The issues center around a group of classic computer science problems, like the traveling salesman problem — how to figure out the most efficient route through a number of cities given certain constraints. Factoring a large number is also a good example of what is referred to as an NP problem. At present, there is no understood method for doing it in polynomial time, but given an answer it is easy to check to see if it is correct…Checking to see if any particular solution is correct is simple, but finding the best solution in the case of very large problems is infinitely difficult.
Good to see some press for this great problem and theoretical computer science in general. And getting a mention in the Times impresses my mom more than any JACM article ever could.
One of the sentences is tricky to parse.

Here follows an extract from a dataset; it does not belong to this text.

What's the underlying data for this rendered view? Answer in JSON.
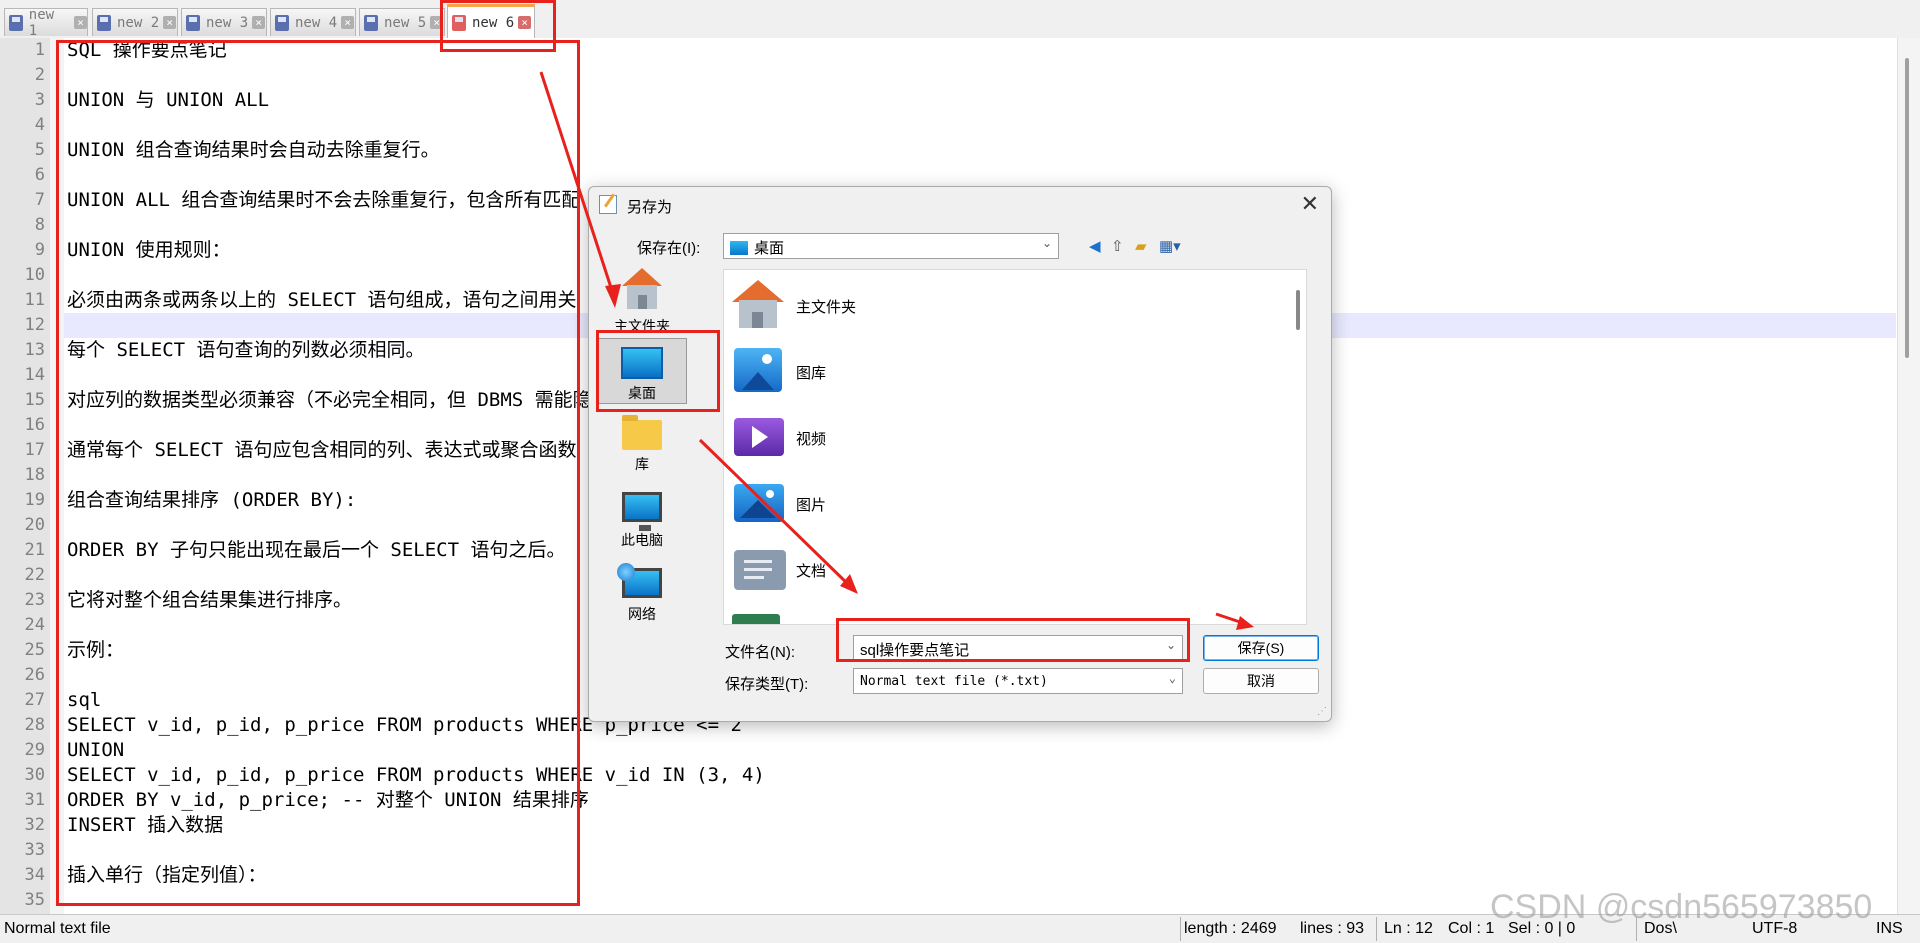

An esoteric branch of mathematics known as algebraic geometry may offer an avenue to prove or disprove the problem, which was first outlined by Stephen A. Cook, a University of Toronto computer scientist, in 1971.As you readers should know, while Cook (and independently Leonid Levin in Russia) first outlined the P vs. NP problem, the much more recent algebraic geometry approach is primarily due to my former U. Chicago colleague Ketan Mulmuley.